Relying on V8 sandboxing. V8 was designed to run untrusted JavaScript code in a hostile environment — the browser. While V8 isolates alone do not provide a perfect sandbox, they do a good enough job for many use cases. V8 is also a very high profile public project with corporate backing. This leads to constant auditing, fuzzing, and testing of the codebase to ensure that it is secure. Occasional security exploits are reported, which Google takes very seriously. The Deno team is committed to staying up to date with V8 releases, as well as following the V8 team’s recommendations for running untrusted code.

Running deployments in separate processes. V8 isolates are already… isolated… from one another. Deno Deploy goes a step further and enlists the operating system’s help to improve the isolation of each deployment.
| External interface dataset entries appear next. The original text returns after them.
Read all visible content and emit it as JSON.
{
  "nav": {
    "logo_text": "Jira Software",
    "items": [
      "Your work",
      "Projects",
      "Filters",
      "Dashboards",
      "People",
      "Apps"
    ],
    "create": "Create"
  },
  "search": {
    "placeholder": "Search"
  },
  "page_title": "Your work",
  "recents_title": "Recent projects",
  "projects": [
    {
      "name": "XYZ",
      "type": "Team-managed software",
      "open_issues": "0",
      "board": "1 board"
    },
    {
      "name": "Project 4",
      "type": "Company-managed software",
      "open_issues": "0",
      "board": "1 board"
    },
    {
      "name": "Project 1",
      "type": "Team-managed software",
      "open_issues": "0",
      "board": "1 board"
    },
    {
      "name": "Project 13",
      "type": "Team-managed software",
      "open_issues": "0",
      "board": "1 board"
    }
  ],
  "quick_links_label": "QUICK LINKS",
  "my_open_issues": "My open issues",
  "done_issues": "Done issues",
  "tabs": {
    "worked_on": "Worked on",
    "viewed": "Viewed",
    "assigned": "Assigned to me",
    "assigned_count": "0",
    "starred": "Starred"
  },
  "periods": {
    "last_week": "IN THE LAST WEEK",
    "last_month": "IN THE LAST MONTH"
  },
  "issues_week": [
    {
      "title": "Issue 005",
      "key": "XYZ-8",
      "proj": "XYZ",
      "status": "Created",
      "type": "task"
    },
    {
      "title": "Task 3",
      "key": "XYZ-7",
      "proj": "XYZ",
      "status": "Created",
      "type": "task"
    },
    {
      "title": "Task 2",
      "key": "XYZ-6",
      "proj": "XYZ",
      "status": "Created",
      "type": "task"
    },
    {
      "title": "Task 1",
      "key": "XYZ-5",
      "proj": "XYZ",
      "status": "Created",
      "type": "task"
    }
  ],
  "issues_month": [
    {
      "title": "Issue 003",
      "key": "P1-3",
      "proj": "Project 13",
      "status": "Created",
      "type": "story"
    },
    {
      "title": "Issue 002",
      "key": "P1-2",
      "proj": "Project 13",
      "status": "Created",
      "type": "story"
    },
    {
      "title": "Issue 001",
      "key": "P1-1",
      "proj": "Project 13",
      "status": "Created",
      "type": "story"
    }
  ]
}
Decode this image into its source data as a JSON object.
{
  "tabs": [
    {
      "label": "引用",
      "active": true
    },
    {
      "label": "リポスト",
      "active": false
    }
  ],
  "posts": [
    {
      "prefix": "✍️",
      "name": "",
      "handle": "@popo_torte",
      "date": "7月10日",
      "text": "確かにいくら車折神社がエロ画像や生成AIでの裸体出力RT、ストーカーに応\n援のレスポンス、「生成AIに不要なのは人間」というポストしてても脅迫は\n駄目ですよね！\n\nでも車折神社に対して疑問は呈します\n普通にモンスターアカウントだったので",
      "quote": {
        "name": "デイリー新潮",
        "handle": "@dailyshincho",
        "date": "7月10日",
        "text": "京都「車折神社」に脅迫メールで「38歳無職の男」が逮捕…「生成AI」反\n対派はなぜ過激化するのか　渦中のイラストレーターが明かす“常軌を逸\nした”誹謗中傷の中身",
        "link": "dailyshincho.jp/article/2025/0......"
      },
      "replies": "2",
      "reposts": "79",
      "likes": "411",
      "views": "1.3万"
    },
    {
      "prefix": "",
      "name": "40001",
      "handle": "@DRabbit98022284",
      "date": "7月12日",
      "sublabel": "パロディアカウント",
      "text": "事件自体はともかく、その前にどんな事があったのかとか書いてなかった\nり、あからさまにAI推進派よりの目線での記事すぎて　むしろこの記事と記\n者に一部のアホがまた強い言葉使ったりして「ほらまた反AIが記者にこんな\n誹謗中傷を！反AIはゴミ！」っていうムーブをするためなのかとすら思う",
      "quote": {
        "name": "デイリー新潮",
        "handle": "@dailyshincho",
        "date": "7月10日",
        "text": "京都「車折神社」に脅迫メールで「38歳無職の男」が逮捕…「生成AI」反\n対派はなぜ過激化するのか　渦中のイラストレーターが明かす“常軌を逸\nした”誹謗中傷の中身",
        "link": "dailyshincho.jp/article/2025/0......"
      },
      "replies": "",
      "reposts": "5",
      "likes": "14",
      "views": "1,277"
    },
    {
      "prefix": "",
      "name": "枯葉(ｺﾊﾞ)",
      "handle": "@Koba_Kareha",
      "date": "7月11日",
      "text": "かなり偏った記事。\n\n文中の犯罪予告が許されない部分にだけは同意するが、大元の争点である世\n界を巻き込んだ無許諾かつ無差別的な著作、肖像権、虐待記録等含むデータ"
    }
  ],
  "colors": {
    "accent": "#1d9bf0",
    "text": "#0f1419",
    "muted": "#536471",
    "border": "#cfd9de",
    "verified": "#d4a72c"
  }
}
Hypervisor monitoring of resource utilization. The runner continuously tracks the metrics of all running deployments. This is necessary for billing purposes, but also allows the runner to enforce resource utilization quotas. Deployments that consume too many resources are terminated to prevent service degradation.

Restricting network access. Cloud providers and the operating system allow network access to be customized and locked down. Deploy also employs separate networks for internal control plane traffic and end user data plane traffic.

Restricting allowed system calls. As an added layer of security, Deploy uses seccomp filtering to limit the system calls that user code is allowed to execute.

Using Rust as the implementation language. When it comes to Deploy, JavaScript is the language in the cloud, but Rust is the language of the cloud. Rust enforces memory safety, eliminating an entire class of bugs. Conveniently, Rust also provides performance on par with C/C++.

What’s Next?

Everyday, as we’re iterating and improving on Deno Deploy, more developers and businesses choose to run production-ready applications and infrastructure with us. We’re confident that our architectural decisions enable them to focus on building for their users, without having to worry about security or performance.

Check out Deno Deploy and let us know what you think!

Do you find these challenges interesting to solve? We’re hiring!